◆ Data supplied ◆

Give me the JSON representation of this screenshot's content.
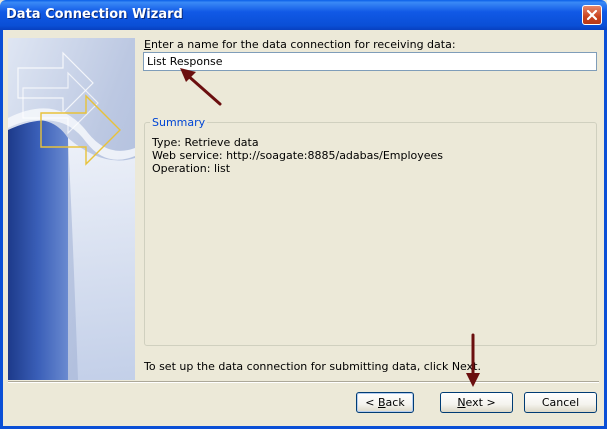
{
  "window": {
    "title": "Data Connection Wizard"
  },
  "form": {
    "prompt_label": "Enter a name for the data connection for receiving data:",
    "prompt_underline_char": "E",
    "prompt_rest": "nter a name for the data connection for receiving data:",
    "name_value": "List Response"
  },
  "summary": {
    "legend": "Summary",
    "lines": [
      "Type: Retrieve data",
      "Web service: http://soagate:8885/adabas/Employees",
      "Operation: list"
    ]
  },
  "footer": {
    "hint": "To set up the data connection for submitting data, click Next."
  },
  "buttons": {
    "back_prefix": "< ",
    "back_key": "B",
    "back_rest": "ack",
    "next_key": "N",
    "next_rest": "ext >",
    "cancel": "Cancel"
  },
  "colors": {
    "titlebar": "#0a4fd6",
    "summary_legend": "#0046d5",
    "annotation_arrow": "#6b0f0f"
  },
  "icons": {
    "close": "close-icon",
    "arrow_annotation": "arrow-icon"
  }
}
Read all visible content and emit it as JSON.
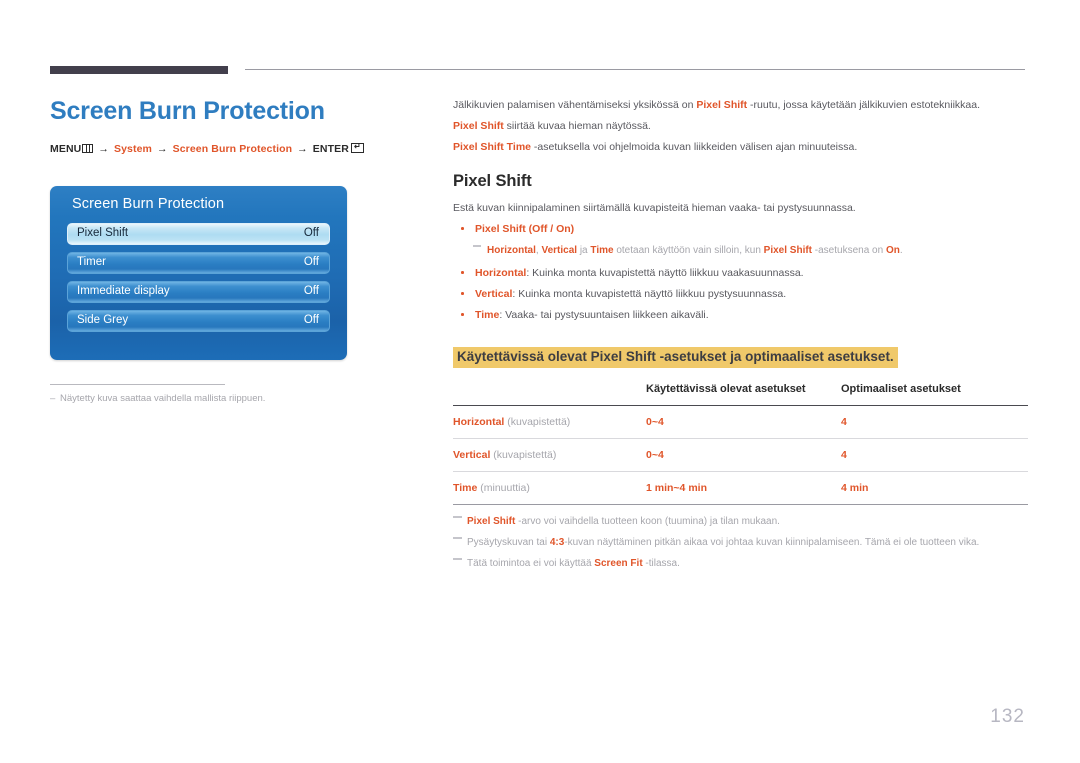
{
  "document": {
    "page_number": "132",
    "title": "Screen Burn Protection",
    "breadcrumb": {
      "menu_label": "MENU",
      "menu_icon": "menu-grid-icon",
      "arrow": "→",
      "step1": "System",
      "step2": "Screen Burn Protection",
      "enter_label": "ENTER",
      "enter_icon": "enter-return-icon"
    }
  },
  "osd": {
    "title": "Screen Burn Protection",
    "rows": [
      {
        "label": "Pixel Shift",
        "value": "Off",
        "selected": true
      },
      {
        "label": "Timer",
        "value": "Off",
        "selected": false
      },
      {
        "label": "Immediate display",
        "value": "Off",
        "selected": false
      },
      {
        "label": "Side Grey",
        "value": "Off",
        "selected": false
      }
    ],
    "note": "Näytetty kuva saattaa vaihdella mallista riippuen."
  },
  "intro": {
    "p1_a": "Jälkikuvien palamisen vähentämiseksi yksikössä on ",
    "p1_b": "Pixel Shift",
    "p1_c": " -ruutu, jossa käytetään jälkikuvien estotekniikkaa.",
    "p2_a": "Pixel Shift",
    "p2_b": " siirtää kuvaa hieman näytössä.",
    "p3_a": "Pixel Shift Time",
    "p3_b": " -asetuksella voi ohjelmoida kuvan liikkeiden välisen ajan minuuteissa."
  },
  "section": {
    "heading": "Pixel Shift",
    "intro": "Estä kuvan kiinnipalaminen siirtämällä kuvapisteitä hieman vaaka- tai pystysuunnassa.",
    "bullets": [
      {
        "term": "Pixel Shift",
        "rest": " (Off / On)",
        "options": [
          "Off",
          "On"
        ]
      },
      {
        "term": "Horizontal",
        "rest": ": Kuinka monta kuvapistettä näyttö liikkuu vaakasuunnassa."
      },
      {
        "term": "Vertical",
        "rest": ": Kuinka monta kuvapistettä näyttö liikkuu pystysuunnassa."
      },
      {
        "term": "Time",
        "rest": ": Vaaka- tai pystysuuntaisen liikkeen aikaväli."
      }
    ],
    "subnote": {
      "t1": "Horizontal",
      "s1": ", ",
      "t2": "Vertical",
      "s2": " ja ",
      "t3": "Time",
      "s3": " otetaan käyttöön vain silloin, kun ",
      "t4": "Pixel Shift",
      "s4": " -asetuksena on ",
      "t5": "On",
      "s5": "."
    }
  },
  "band": {
    "text": "Käytettävissä olevat Pixel Shift -asetukset ja optimaaliset asetukset.",
    "background": "#f0c96a"
  },
  "table": {
    "headers": [
      "",
      "Käytettävissä olevat asetukset",
      "Optimaaliset asetukset"
    ],
    "rows": [
      {
        "label": "Horizontal",
        "unit": " (kuvapistettä)",
        "available": "0~4",
        "optimal": "4"
      },
      {
        "label": "Vertical",
        "unit": " (kuvapistettä)",
        "available": "0~4",
        "optimal": "4"
      },
      {
        "label": "Time",
        "unit": " (minuuttia)",
        "available": "1 min~4 min",
        "optimal": "4 min"
      }
    ]
  },
  "footnotes": [
    {
      "a": "Pixel Shift",
      "b": " -arvo voi vaihdella tuotteen koon (tuumina) ja tilan mukaan.",
      "accent_first": true
    },
    {
      "a": "Pysäytyskuvan tai ",
      "b": "4:3",
      "c": "-kuvan näyttäminen pitkän aikaa voi johtaa kuvan kiinnipalamiseen. Tämä ei ole tuotteen vika.",
      "accent_first": false
    },
    {
      "a": "Tätä toimintoa ei voi käyttää ",
      "b": "Screen Fit",
      "c": " -tilassa.",
      "accent_first": false
    }
  ],
  "colors": {
    "accent_orange": "#e0552a",
    "title_blue": "#2f7dc0",
    "band_yellow": "#f0c96a",
    "rule_dark": "#423f4c",
    "muted_grey": "#a6a6ac"
  }
}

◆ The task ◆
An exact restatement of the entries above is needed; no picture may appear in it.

◆ Solution to this task ◆
Give me the JSON representation of this screenshot's content.
{
  "window": {
    "title": "Data Connection Wizard"
  },
  "form": {
    "prompt_label": "Enter a name for the data connection for receiving data:",
    "prompt_underline_char": "E",
    "prompt_rest": "nter a name for the data connection for receiving data:",
    "name_value": "List Response"
  },
  "summary": {
    "legend": "Summary",
    "lines": [
      "Type: Retrieve data",
      "Web service: http://soagate:8885/adabas/Employees",
      "Operation: list"
    ]
  },
  "footer": {
    "hint": "To set up the data connection for submitting data, click Next."
  },
  "buttons": {
    "back_prefix": "< ",
    "back_key": "B",
    "back_rest": "ack",
    "next_key": "N",
    "next_rest": "ext >",
    "cancel": "Cancel"
  },
  "colors": {
    "titlebar": "#0a4fd6",
    "summary_legend": "#0046d5",
    "annotation_arrow": "#6b0f0f"
  },
  "icons": {
    "close": "close-icon",
    "arrow_annotation": "arrow-icon"
  }
}
Read all visible content and emit it as JSON.
{
  "document": {
    "page_number": "132",
    "title": "Screen Burn Protection",
    "breadcrumb": {
      "menu_label": "MENU",
      "menu_icon": "menu-grid-icon",
      "arrow": "→",
      "step1": "System",
      "step2": "Screen Burn Protection",
      "enter_label": "ENTER",
      "enter_icon": "enter-return-icon"
    }
  },
  "osd": {
    "title": "Screen Burn Protection",
    "rows": [
      {
        "label": "Pixel Shift",
        "value": "Off",
        "selected": true
      },
      {
        "label": "Timer",
        "value": "Off",
        "selected": false
      },
      {
        "label": "Immediate display",
        "value": "Off",
        "selected": false
      },
      {
        "label": "Side Grey",
        "value": "Off",
        "selected": false
      }
    ],
    "note": "Näytetty kuva saattaa vaihdella mallista riippuen."
  },
  "intro": {
    "p1_a": "Jälkikuvien palamisen vähentämiseksi yksikössä on ",
    "p1_b": "Pixel Shift",
    "p1_c": " -ruutu, jossa käytetään jälkikuvien estotekniikkaa.",
    "p2_a": "Pixel Shift",
    "p2_b": " siirtää kuvaa hieman näytössä.",
    "p3_a": "Pixel Shift Time",
    "p3_b": " -asetuksella voi ohjelmoida kuvan liikkeiden välisen ajan minuuteissa."
  },
  "section": {
    "heading": "Pixel Shift",
    "intro": "Estä kuvan kiinnipalaminen siirtämällä kuvapisteitä hieman vaaka- tai pystysuunnassa.",
    "bullets": [
      {
        "term": "Pixel Shift",
        "rest": " (Off / On)",
        "options": [
          "Off",
          "On"
        ]
      },
      {
        "term": "Horizontal",
        "rest": ": Kuinka monta kuvapistettä näyttö liikkuu vaakasuunnassa."
      },
      {
        "term": "Vertical",
        "rest": ": Kuinka monta kuvapistettä näyttö liikkuu pystysuunnassa."
      },
      {
        "term": "Time",
        "rest": ": Vaaka- tai pystysuuntaisen liikkeen aikaväli."
      }
    ],
    "subnote": {
      "t1": "Horizontal",
      "s1": ", ",
      "t2": "Vertical",
      "s2": " ja ",
      "t3": "Time",
      "s3": " otetaan käyttöön vain silloin, kun ",
      "t4": "Pixel Shift",
      "s4": " -asetuksena on ",
      "t5": "On",
      "s5": "."
    }
  },
  "band": {
    "text": "Käytettävissä olevat Pixel Shift -asetukset ja optimaaliset asetukset.",
    "background": "#f0c96a"
  },
  "table": {
    "headers": [
      "",
      "Käytettävissä olevat asetukset",
      "Optimaaliset asetukset"
    ],
    "rows": [
      {
        "label": "Horizontal",
        "unit": " (kuvapistettä)",
        "available": "0~4",
        "optimal": "4"
      },
      {
        "label": "Vertical",
        "unit": " (kuvapistettä)",
        "available": "0~4",
        "optimal": "4"
      },
      {
        "label": "Time",
        "unit": " (minuuttia)",
        "available": "1 min~4 min",
        "optimal": "4 min"
      }
    ]
  },
  "footnotes": [
    {
      "a": "Pixel Shift",
      "b": " -arvo voi vaihdella tuotteen koon (tuumina) ja tilan mukaan.",
      "accent_first": true
    },
    {
      "a": "Pysäytyskuvan tai ",
      "b": "4:3",
      "c": "-kuvan näyttäminen pitkän aikaa voi johtaa kuvan kiinnipalamiseen. Tämä ei ole tuotteen vika.",
      "accent_first": false
    },
    {
      "a": "Tätä toimintoa ei voi käyttää ",
      "b": "Screen Fit",
      "c": " -tilassa.",
      "accent_first": false
    }
  ],
  "colors": {
    "accent_orange": "#e0552a",
    "title_blue": "#2f7dc0",
    "band_yellow": "#f0c96a",
    "rule_dark": "#423f4c",
    "muted_grey": "#a6a6ac"
  }
}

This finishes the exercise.